Passing your way to success
Posted by Dean Holden at March 6th, 2014
by Chuck Bales, 30 March 2008
A few years ago I ran across a series of articles written by Daniel Finkelstein of the London Times. He authors a column called Fink Tank which looks at soccer through the emotionless eyes of a statistician. The first column, “Identifying top teams more than just a passing fancy“, attempted to discover what differentiates good English Premier League football teams from bad ones. He found that the obvious choices – shots on goal, shots on target, style of play, etc. – did not lead to a definitive conclusion on what separates the men from the boys. The answer was: Passing. As he states, “…the relationship between overall team success and both the total number of passes and the passing success rate turns out to be even stronger than that between shots and success.” In other words, good teams pass more and string more consecutive passes together. They also prevent their opponents from doing likewise. The top teams in the English Premier League (at least between 1999 and 2003, the time of the study) have a pass completion rate of 75-80%, while the bottom teams can only muster around a 66% pass success rate.
Further investigation found that, in particular, “Successful distribution from the goalkeeper to a player from his team is one of the hallmarks of a good side.” This could mean that building the attack from the back is a good thing. Another interesting finding was that good teams do not cross the ball significantly more than bad teams. In fact, at the time of writing, Manchester United was near the top for teams crossing the ball and Arsenal was near the bottom. Yet during this period of the English Premier league, both were perennially at the top of the table and battling for championships.
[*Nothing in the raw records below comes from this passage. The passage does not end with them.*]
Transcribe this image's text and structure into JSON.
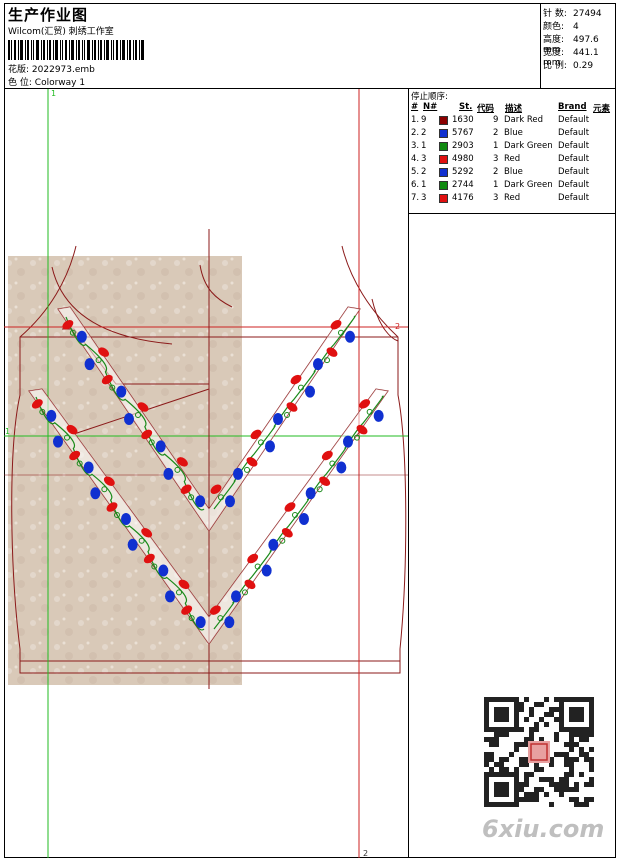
{
  "header": {
    "title": "生产作业图",
    "subtitle": "Wilcom(汇贸) 刺绣工作室",
    "design_label": "花版:",
    "design_value": "2022973.emb",
    "colorway_label": "色 位:",
    "colorway_value": "Colorway 1"
  },
  "stats": [
    {
      "label": "针 数:",
      "value": "27494"
    },
    {
      "label": "颜色:",
      "value": "4"
    },
    {
      "label": "高度:",
      "value": "497.6 mm"
    },
    {
      "label": "宽度:",
      "value": "441.1 mm"
    },
    {
      "label": "比 例:",
      "value": "0.29"
    }
  ],
  "stop_sequence": {
    "caption": "停止顺序:",
    "headers": {
      "num": "#",
      "n": "N#",
      "st": "St.",
      "code": "代码",
      "desc": "描述",
      "brand": "Brand",
      "element": "元素"
    },
    "rows": [
      {
        "num": "1.",
        "n": "9",
        "color": "#8b0000",
        "st": "1630",
        "code": "9",
        "desc": "Dark Red",
        "brand": "Default"
      },
      {
        "num": "2.",
        "n": "2",
        "color": "#1030d0",
        "st": "5767",
        "code": "2",
        "desc": "Blue",
        "brand": "Default"
      },
      {
        "num": "3.",
        "n": "1",
        "color": "#108a10",
        "st": "2903",
        "code": "1",
        "desc": "Dark Green",
        "brand": "Default"
      },
      {
        "num": "4.",
        "n": "3",
        "color": "#e01010",
        "st": "4980",
        "code": "3",
        "desc": "Red",
        "brand": "Default"
      },
      {
        "num": "5.",
        "n": "2",
        "color": "#1030d0",
        "st": "5292",
        "code": "2",
        "desc": "Blue",
        "brand": "Default"
      },
      {
        "num": "6.",
        "n": "1",
        "color": "#108a10",
        "st": "2744",
        "code": "1",
        "desc": "Dark Green",
        "brand": "Default"
      },
      {
        "num": "7.",
        "n": "3",
        "color": "#e01010",
        "st": "4176",
        "code": "3",
        "desc": "Red",
        "brand": "Default"
      }
    ]
  },
  "guides": {
    "v1": "1",
    "h2": "2",
    "h1": "1",
    "v2": "2"
  },
  "watermark": "6xiu.com",
  "colors": {
    "guide_green": "#22bb22",
    "guide_red": "#cc2222",
    "outline": "#8b1a1a",
    "fabric": "#d9c9b8"
  }
}
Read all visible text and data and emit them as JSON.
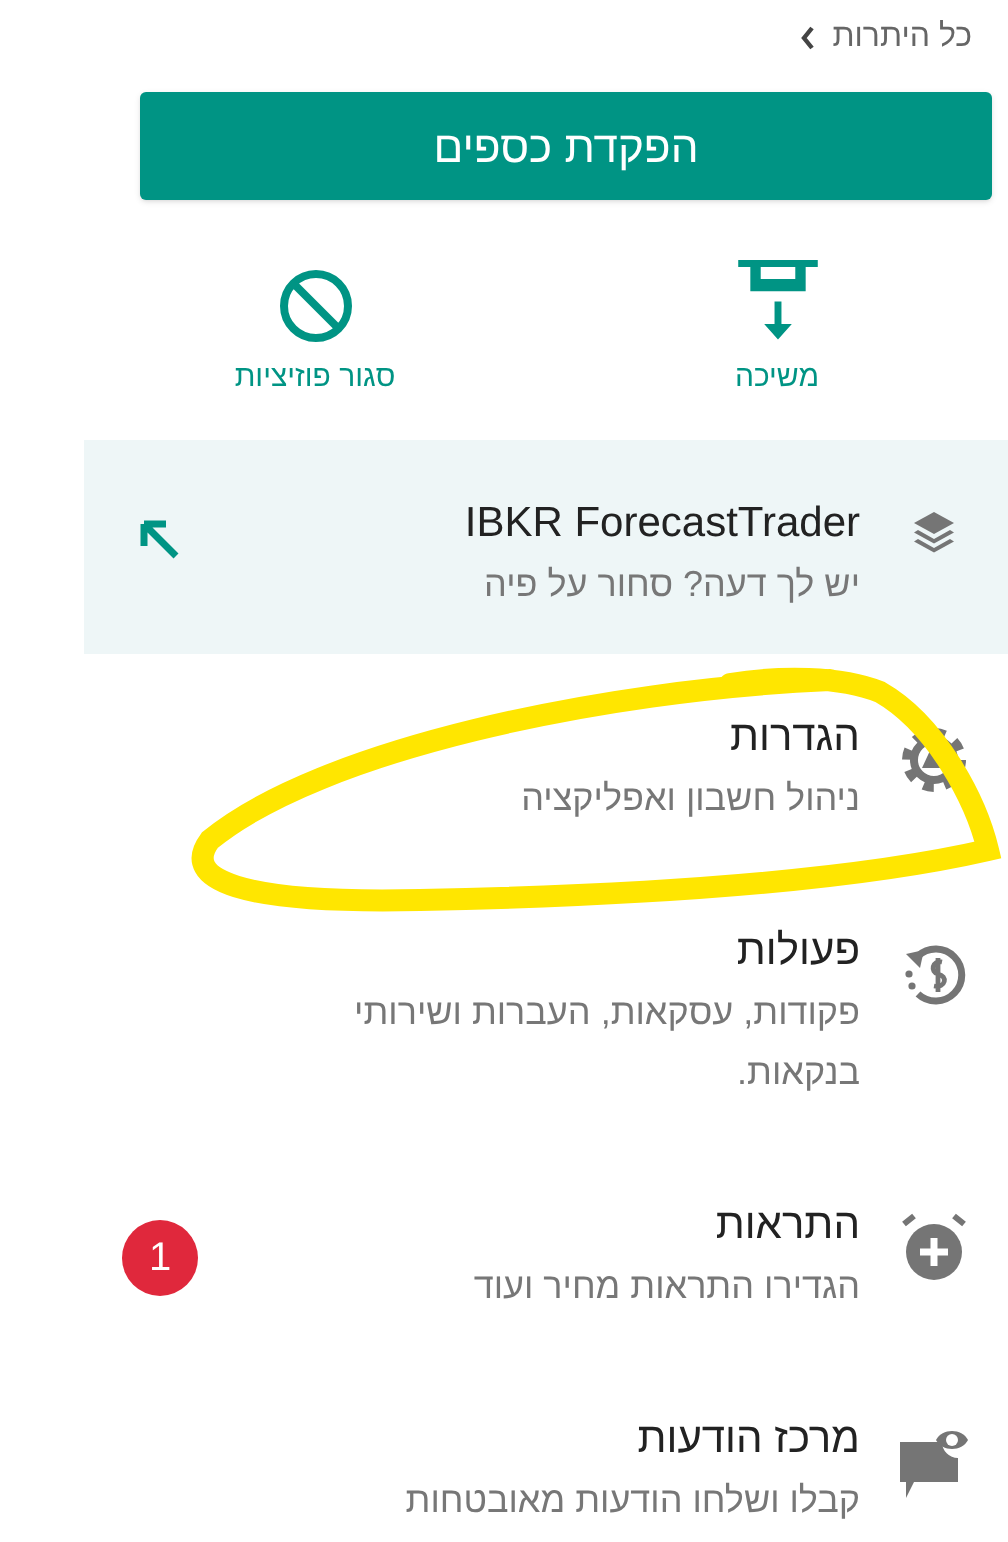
{
  "header": {
    "link": "כל היתרות"
  },
  "deposit_button": "הפקדת כספים",
  "actions": [
    {
      "label": "משיכה"
    },
    {
      "label": "סגור פוזיציות"
    }
  ],
  "menu": [
    {
      "kind": "promo",
      "title": "IBKR ForecastTrader",
      "subtitle": "יש לך דעה? סחור על פיה"
    },
    {
      "kind": "item",
      "title": "הגדרות",
      "subtitle": "ניהול חשבון ואפליקציה"
    },
    {
      "kind": "item",
      "title": "פעולות",
      "subtitle": "פקודות, עסקאות, העברות ושירותי בנקאות."
    },
    {
      "kind": "item",
      "title": "התראות",
      "subtitle": "הגדירו התראות מחיר ועוד",
      "badge": "1"
    },
    {
      "kind": "item",
      "title": "מרכז הודעות",
      "subtitle": "קבלו ושלחו הודעות מאובטחות"
    }
  ]
}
What’s the take home message for a coach? Clearly, it pays to get your team to pass well, and to be able to maintain possession. This means working on control (2-touch), movement off the ball, spacing, and the proper pace of passes. Lots of possession games are the best tool that a coach can use, in this regard. Of particular importance, especially in the U.S. soccer scene, is to include the goalkeeper in the possession games and work on building out of the back starting from the keeper. In American soccer (club, high school, and college) there is too much emphasis on the goalkeeper booting the ball up field as soon as he or she receives it. This change will, undoubtedly, be difficult and result in some poor turnovers and last-ditch defending, but, in the long run, as the statistics show, it will ultimately lead to success.